A balance-sheet might be stressed, but not stressed enough for bankruptcy. 

A lock-in might be ultra-short. 

A stop-loss might be in place. 

Collateral might be up to 4x.

There might be a highly reputed Trustee in between. 

What have you.

Have your Daddy Cool fool-moments. 

Take some calculated risks with small portions of your surplus. 

These should give your portfolios an extra-boost. 

That nagging nagging push towards action 

Yeah, it’s always lurking… 

… in the background…

…waiting for an opportunity… 

… to catch you unawares… 

… and spring to the forefront. 

Market-play is a mental battle. 

Your mind wins or loses it for you. 

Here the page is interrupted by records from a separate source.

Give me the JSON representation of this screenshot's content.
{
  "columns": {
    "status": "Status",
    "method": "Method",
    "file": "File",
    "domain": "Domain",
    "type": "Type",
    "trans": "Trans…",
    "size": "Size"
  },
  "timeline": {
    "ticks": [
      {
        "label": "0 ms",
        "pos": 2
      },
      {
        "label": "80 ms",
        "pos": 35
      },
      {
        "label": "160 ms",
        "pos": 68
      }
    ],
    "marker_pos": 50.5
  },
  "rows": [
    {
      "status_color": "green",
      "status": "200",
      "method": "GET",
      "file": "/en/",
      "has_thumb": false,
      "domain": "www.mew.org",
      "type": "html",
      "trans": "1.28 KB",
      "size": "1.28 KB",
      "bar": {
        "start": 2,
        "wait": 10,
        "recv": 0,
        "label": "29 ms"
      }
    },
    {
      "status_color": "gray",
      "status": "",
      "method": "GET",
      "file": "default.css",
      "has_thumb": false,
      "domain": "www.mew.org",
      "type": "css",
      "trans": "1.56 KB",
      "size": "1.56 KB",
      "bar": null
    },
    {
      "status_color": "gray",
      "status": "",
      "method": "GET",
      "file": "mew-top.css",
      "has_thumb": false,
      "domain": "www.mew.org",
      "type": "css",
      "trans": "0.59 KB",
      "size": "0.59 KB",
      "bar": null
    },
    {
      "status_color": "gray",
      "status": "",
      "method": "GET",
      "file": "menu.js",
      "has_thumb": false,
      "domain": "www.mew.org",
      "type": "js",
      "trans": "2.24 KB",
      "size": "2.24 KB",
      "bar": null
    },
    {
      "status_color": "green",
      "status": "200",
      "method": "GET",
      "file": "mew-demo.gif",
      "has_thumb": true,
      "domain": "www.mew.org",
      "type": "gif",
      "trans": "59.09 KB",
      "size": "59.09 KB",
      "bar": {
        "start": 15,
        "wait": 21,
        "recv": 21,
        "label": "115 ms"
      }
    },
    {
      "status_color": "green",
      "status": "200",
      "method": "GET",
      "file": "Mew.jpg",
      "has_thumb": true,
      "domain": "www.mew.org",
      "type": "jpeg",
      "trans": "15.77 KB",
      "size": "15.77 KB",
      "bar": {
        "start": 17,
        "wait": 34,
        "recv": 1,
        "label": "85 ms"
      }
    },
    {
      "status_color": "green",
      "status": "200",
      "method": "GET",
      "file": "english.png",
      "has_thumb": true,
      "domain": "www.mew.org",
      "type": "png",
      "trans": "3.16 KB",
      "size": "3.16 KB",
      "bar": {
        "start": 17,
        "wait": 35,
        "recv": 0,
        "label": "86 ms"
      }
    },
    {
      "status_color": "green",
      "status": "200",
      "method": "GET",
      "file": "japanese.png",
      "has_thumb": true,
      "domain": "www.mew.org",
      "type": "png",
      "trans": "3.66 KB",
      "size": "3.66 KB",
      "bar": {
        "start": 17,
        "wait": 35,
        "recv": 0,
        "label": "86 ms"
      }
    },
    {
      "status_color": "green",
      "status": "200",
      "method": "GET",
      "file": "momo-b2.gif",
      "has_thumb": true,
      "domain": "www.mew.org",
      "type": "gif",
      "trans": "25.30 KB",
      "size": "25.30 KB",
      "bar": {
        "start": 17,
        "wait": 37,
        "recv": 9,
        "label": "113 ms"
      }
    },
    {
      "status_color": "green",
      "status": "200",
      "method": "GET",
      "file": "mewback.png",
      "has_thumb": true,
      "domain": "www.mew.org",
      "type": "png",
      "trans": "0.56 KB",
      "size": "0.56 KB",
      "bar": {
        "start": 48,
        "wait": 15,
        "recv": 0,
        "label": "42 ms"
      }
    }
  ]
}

Make your mind understand the value… 

… of action… 

… and of inaction. 

Make your mind pinpoitedly choose… 

… the time for action… 

… and for inaction. 

Make your mind automatically switch from…

… a state of action… 

… to a state of inaction… 

… and vice-versa… 

… and feel perfectly normal doing the switch… 

… again and again and again. 

The above by itself is a winning state of mind for you, which you can build upon. 

🙂 

The Promise of Far 

I like “far”… 

What promises me far? 

Science fiction films. 

The Interstellar, Gravity, Inception and Contact types. 

Such films relax me. 

What relaxes you? 

Have you identified it? 

Why is this important? 

Many times, we must just sit. 

Action is harmful at such times. 

We are tense. 

We suffer from the fallacy, that action is better than inaction at all times. 

Relaxation-source identification is exactly for such times. 

Go ahead. 

Get your acts together. 

Your full acts. 

Your planning needs to incorporate strategies for inaction too. 

The Promise of Far”  strategy works well for me.

It’s not my only inaction-strategy. 

However, it’s a successful one.